- Parrish, Field, Harrell (2001). Images of America, Merritt Island and Cocoa Beach. Arcadia Publishing. p. 123. ISBN 978-0-7385-0668-5.
- Alpha Theta Chapter of Delta Kappa Gamma (c. 1970). The History of Brevard County, Florida. Merritt Island Public Library: Alpha Theta Chapter of Delta Kappa Gamma. pp. various pagings. FL 975.927 His.
- Osborne, Ray (2008). Cape Canaveral. Images of America. Arcadia Publishing. p. 15. ISBN 978-0-7385-5327-6.
- "North American Journeys of André Michaux: Explorer, Collector, Botanist". Michaux.org. 2000-08-06. Retrieved 2014-01-07.
- "Historical Commission History Summary". Brevard County, Florida. Retrieved 10 January 2014.
- Neale, Rick (April 29, 2012). "Merritt Island?". Florida Today. Melbourne, Florida. pp. 1A, 3A.
- "Sea Ray Locations". Retrieved 18 May 2011.
- Florida Today 2/29/2008 Scott Blake
- Price, Wayne T. (March 6, 2013). "Boat builder shuts down local factory". Florida Today. Melbourne, Florida. pp. 1B.
- "Geographic Identifiers: 2010 Demographic Profile Data (G001): Merritt Island CDP, Florida". U.S. Census Bureau, American Factfinder. Retrieved January 31, 2012.
- Waymer, Jim (September 19, 2013). "Refuge hopes new hunts help big pig problem". Florida Today. Melbourne, Florida. pp. 1B. Retrieved September 19, 2013.
- "Air Liquide America, Merritt Island FL 32953". Merchantcircle.com. 2010-04-28. Retrieved 2013-03-26.
- retrieved June 29, 2007
- "Schools Listing". Brevardschools.org. Retrieved 2013-03-26.
- "Kiwanis Island Park". Brevardcounty.us. Retrieved 2014-01-07.
- Dickinson, Maggie (February 3, 2013). "Plenty to explore at Pioneer Day festivities". Florida Today. Melbourne, Florida. pp. 3B.
- Sonnenberg, Maria (February 2, 2013). "Piece of pioneer pride". Florida Today. Melbourne, Florida. pp. 1D.
- New York Times obituary, July 23, 1986.
- Florida Today  January 7, 2012, "Brevard brothers land second season for their Western TV saga"
- Hemenway, Robert E. (1980-01-01). Zora Neale Hurston: A Literary Biography. University of Illinois Press. p. 346. ISBN 978-0-252-00807-8. Retrieved 13 March 2014.

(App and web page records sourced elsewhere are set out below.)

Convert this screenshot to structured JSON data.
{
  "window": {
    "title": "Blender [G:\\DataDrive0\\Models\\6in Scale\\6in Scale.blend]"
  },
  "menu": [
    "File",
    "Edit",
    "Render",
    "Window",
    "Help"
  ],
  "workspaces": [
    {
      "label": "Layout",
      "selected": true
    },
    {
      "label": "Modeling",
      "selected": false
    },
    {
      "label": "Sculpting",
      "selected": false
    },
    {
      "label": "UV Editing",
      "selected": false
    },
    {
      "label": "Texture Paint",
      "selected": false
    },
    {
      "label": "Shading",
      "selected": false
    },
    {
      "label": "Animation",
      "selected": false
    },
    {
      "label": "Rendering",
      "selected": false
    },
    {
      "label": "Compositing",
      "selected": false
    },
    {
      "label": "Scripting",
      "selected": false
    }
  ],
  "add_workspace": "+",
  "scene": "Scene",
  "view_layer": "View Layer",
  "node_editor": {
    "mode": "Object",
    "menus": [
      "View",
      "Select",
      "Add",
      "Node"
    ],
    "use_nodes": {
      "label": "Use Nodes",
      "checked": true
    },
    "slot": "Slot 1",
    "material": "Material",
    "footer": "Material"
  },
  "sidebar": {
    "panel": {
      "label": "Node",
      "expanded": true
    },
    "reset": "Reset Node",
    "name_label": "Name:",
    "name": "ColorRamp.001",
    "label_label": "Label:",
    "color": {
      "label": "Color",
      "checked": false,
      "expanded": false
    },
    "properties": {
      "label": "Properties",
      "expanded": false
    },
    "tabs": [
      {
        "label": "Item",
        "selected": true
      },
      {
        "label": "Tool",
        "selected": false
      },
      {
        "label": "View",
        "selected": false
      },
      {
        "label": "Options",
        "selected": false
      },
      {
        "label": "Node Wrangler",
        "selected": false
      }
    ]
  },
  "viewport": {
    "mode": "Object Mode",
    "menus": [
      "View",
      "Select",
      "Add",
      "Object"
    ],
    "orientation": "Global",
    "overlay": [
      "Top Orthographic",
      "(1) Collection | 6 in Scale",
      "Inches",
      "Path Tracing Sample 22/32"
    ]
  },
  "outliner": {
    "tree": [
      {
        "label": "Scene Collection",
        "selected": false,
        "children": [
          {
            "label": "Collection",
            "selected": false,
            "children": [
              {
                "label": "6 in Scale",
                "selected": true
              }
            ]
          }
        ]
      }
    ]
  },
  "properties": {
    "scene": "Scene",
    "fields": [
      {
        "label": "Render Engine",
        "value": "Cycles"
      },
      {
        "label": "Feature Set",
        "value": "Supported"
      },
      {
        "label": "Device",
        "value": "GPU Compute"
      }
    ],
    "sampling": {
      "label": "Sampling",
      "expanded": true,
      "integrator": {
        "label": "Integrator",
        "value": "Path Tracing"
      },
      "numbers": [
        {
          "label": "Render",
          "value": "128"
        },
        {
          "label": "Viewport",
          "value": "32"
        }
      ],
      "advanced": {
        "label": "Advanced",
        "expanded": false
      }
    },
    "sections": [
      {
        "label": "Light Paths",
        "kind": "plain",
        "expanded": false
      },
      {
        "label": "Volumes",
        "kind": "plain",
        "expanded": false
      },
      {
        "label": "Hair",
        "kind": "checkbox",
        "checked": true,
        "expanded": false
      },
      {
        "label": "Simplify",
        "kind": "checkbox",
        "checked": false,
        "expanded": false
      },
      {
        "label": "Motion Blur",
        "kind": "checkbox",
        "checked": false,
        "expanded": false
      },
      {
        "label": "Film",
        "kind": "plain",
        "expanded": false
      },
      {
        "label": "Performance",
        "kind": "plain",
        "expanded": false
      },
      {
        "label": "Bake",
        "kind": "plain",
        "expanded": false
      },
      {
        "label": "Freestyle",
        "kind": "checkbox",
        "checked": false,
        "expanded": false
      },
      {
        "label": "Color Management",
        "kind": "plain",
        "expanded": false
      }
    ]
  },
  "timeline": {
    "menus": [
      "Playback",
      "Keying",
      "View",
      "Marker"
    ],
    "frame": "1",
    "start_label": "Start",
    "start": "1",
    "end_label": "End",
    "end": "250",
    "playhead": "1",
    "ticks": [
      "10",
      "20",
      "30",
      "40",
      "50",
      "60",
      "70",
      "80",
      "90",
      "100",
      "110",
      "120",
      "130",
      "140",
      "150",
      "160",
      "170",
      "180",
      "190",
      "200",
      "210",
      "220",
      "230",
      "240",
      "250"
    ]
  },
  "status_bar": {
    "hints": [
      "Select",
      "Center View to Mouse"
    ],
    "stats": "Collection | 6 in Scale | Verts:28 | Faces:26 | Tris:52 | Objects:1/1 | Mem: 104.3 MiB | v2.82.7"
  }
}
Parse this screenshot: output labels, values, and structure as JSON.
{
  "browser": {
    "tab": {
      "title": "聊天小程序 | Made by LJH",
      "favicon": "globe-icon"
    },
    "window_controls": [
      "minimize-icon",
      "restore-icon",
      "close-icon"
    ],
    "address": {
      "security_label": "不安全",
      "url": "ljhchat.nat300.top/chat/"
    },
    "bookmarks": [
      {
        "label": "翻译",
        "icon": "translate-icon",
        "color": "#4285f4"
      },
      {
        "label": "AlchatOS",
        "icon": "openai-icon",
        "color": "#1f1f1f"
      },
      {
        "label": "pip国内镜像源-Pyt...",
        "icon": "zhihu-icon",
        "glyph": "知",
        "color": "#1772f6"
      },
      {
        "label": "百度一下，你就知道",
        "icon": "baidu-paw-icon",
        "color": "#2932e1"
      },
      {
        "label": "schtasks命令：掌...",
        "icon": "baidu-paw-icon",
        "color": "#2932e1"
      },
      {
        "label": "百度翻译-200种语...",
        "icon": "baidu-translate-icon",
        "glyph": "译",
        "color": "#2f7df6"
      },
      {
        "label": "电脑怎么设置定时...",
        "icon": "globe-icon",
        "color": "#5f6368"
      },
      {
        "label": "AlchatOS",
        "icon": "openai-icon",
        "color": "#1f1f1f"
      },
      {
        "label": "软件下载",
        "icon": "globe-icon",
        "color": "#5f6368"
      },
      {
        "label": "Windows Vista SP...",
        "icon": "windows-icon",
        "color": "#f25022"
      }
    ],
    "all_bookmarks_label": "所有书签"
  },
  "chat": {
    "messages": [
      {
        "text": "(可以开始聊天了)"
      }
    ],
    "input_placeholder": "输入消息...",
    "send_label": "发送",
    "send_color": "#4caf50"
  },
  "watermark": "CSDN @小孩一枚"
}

- Scott, Megan K. (6 March 2011). "Hurston's real home". Florida Today. Melbourne, Florida. pp. 1D.